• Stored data
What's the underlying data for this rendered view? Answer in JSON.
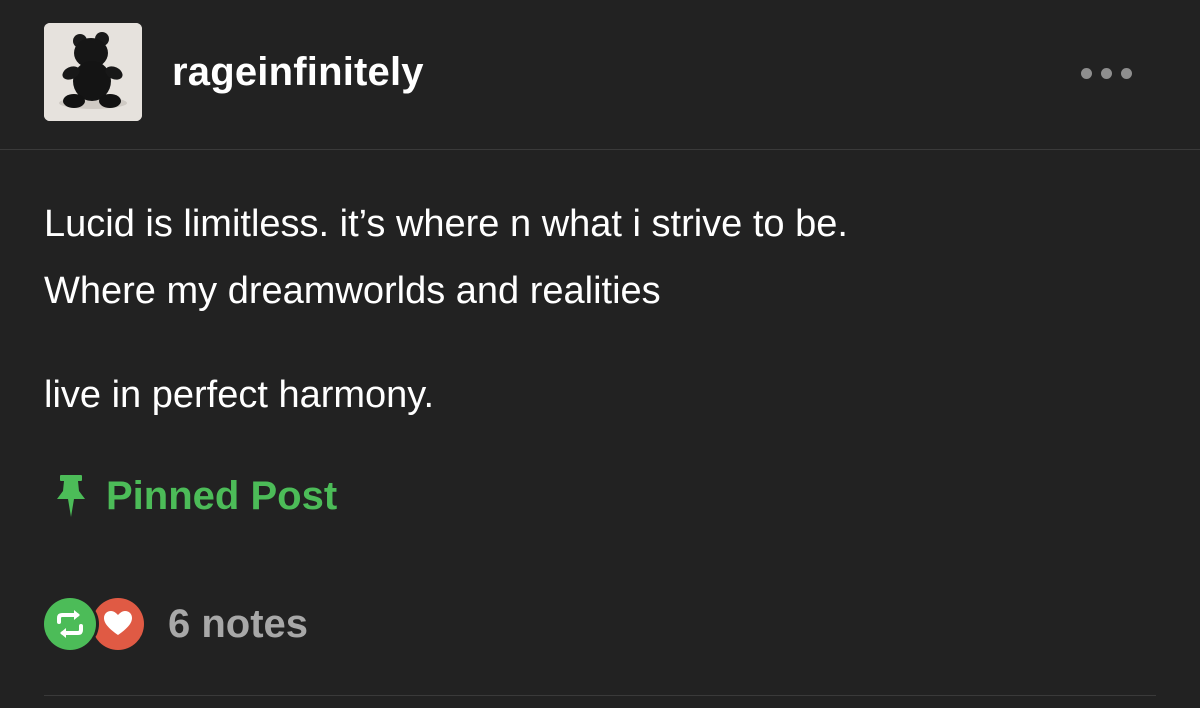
{
  "post": {
    "username": "rageinfinitely",
    "avatar_icon": "black-teddy-bear-avatar",
    "more_icon": "ellipsis-icon",
    "body_lines": [
      "Lucid is limitless. it’s where n what i strive to be.",
      "Where my dreamworlds and realities",
      "live in perfect harmony."
    ],
    "pinned_label": "Pinned Post",
    "pin_icon": "pushpin-icon",
    "notes_label": "6 notes",
    "note_icons": [
      "reblog-icon",
      "heart-icon"
    ]
  },
  "colors": {
    "background": "#222222",
    "text": "#ffffff",
    "pinned_green": "#4cbc58",
    "reblog_green": "#4cbc58",
    "like_red": "#e05a44",
    "muted_text": "#a8a8a8",
    "divider": "#3a3a3a"
  }
}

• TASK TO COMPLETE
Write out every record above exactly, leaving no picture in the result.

• EXERCISE SOLUTION
What's the underlying data for this rendered view? Answer in JSON.
{
  "post": {
    "username": "rageinfinitely",
    "avatar_icon": "black-teddy-bear-avatar",
    "more_icon": "ellipsis-icon",
    "body_lines": [
      "Lucid is limitless. it’s where n what i strive to be.",
      "Where my dreamworlds and realities",
      "live in perfect harmony."
    ],
    "pinned_label": "Pinned Post",
    "pin_icon": "pushpin-icon",
    "notes_label": "6 notes",
    "note_icons": [
      "reblog-icon",
      "heart-icon"
    ]
  },
  "colors": {
    "background": "#222222",
    "text": "#ffffff",
    "pinned_green": "#4cbc58",
    "reblog_green": "#4cbc58",
    "like_red": "#e05a44",
    "muted_text": "#a8a8a8",
    "divider": "#3a3a3a"
  }
}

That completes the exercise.